At TailorDev, we mainly rely on CircleCI for continuous integration. That is what we did for Monod too. Wiring GitHub and CircleCI was a no-brainer, and we even added Heroku deployment. In about 10 minutes, we had solved a common issue in many organizations, that is how to deploy software. Configuring a test suite (even empty) at the beginning, along with continuous integration, promotes the writing of tests. In addition, we added two npm tasks to manually run the test suite (with a watch option) so that everyone could run the test suite on her own. The most important thing here is that these commands must work for everyone, otherwise do not expect your teammates to write tests.

In order to deploy our application, we needed a way to create a build (also known as artifact), i.e. given a state of the source code, we wanted a production-ready version of this state. That is webpack’s responsibility. The most complicated task was to write the webpack.config.js file. To be honest, we are still not comfortable with it. We chose to split the configuration into two parts (dev and build), merged with a common configuration shared by both parts. We borrowed SurviveJS’s idea here, but it might not be our best idea.

On day #2, we were able to:

  1. push code to a repository
  2. write ES6 code, transpiled by Babel
  3. use a dev environment with hot reloading thanks to webpack
  4. generate a build thanks to webpack
  5. run a test suite, or having it automatically ran by CircleCI
  6. deploy code to Heroku when the test suite is “all green”

We spent almost an entire day on this part, but it saved us a lot of time during the next days since we did not need to update the configuration. That is our definition of being pragmatic. We believe that such a time could be reduced either by better knowing the tools and/or using a boilerplate. In addition, it is always better to understand how things work under the hood before taking shortcuts.

GitHub Summary for week-1

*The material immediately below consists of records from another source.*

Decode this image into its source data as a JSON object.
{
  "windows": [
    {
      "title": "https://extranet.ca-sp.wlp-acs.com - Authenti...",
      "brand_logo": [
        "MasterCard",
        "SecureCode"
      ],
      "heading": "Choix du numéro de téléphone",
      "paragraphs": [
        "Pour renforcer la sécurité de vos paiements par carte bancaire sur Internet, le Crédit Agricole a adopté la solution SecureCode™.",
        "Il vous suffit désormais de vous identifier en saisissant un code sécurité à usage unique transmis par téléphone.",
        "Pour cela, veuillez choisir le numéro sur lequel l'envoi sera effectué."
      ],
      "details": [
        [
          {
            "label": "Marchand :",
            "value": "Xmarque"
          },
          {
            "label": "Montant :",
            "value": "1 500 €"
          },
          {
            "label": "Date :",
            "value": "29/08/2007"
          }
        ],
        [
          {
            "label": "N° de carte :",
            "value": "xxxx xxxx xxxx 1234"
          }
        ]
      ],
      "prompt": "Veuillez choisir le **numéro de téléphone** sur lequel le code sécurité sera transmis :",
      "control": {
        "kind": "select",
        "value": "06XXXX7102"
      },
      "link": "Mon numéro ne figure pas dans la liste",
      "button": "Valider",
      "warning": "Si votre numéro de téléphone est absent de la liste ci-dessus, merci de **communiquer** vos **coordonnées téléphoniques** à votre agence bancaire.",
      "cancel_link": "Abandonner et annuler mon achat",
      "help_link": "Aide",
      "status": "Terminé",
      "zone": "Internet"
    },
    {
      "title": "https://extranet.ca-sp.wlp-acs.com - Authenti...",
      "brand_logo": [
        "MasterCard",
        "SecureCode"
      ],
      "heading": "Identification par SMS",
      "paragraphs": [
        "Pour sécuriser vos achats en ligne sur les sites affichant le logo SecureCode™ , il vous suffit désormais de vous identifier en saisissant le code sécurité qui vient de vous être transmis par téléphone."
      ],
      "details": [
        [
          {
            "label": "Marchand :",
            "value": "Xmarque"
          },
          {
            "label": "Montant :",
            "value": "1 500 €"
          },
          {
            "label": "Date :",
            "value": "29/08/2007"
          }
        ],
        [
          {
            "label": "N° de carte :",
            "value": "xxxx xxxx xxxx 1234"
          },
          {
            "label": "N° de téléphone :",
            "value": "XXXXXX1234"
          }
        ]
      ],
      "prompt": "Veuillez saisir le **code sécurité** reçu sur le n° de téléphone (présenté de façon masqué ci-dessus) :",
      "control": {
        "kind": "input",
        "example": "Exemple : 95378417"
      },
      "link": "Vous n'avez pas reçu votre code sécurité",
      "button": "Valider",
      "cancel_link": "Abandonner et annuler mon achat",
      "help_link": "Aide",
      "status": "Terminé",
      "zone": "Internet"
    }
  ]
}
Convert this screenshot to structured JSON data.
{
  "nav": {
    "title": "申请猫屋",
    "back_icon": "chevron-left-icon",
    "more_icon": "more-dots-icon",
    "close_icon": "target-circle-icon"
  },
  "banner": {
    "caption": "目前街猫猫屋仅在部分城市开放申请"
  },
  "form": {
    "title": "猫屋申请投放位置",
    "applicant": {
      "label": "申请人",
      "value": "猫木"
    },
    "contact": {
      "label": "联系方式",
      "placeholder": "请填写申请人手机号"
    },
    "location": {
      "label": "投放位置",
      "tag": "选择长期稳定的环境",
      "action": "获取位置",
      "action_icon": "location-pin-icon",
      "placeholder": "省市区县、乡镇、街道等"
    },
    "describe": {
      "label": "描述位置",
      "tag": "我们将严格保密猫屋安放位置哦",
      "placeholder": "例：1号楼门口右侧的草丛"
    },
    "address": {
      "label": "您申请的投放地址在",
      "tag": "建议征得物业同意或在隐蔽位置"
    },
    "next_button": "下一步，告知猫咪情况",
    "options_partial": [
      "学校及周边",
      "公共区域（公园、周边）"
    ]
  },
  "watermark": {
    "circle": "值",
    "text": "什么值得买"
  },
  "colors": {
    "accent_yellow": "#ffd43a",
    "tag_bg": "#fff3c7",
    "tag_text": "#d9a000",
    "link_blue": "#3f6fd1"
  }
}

At this point, we were all set to build Monod. We started by drawing the interface on a whiteboard, which helped us define the different React components: App, Header, Footer, Editor, Markdown, and Preview. The App embeds the Header, Editor, and Footer components, and the Editor one contains both the Markdown and Preview components.

Mono week-1 components

The Markdown component wraps CodeMirror thanks to a third-party React component. The Preview component relies on marked as well as emojify.js (which will be replaced by Emoji One soon). Last, localForage has been helpful to easily implement a basic persistence storage at the App component level.

Monod v1.0

GitHub Summary for week-1

After more than a hundred commits and several Pull Requests, we were happy to ship Monod v1.0 on Day #4. We even made a Pull Request on react-loader, another third-party React component we used. That is what Open Source is after all, right?

We faced several issues and technical challenges during this first Le lab week. For instance, synchronizing the scrolling between the Markdown and Preview components was not as easy as it seemed to be. That is why we do not provide bi-directional synchronized scrolling yet. Still related to the scrolling feature, there are a few remaining glitches we have identified, and we are already working on it. Last but not least, we spent the last day trying to optimize our application to make the user experience as smooth as possible. For instance, we designed a technique to asynchronously load the dependencies of a React component, which will be described in another blog post.

Now it's time to test our work

Try Monod now!

... and give us feedback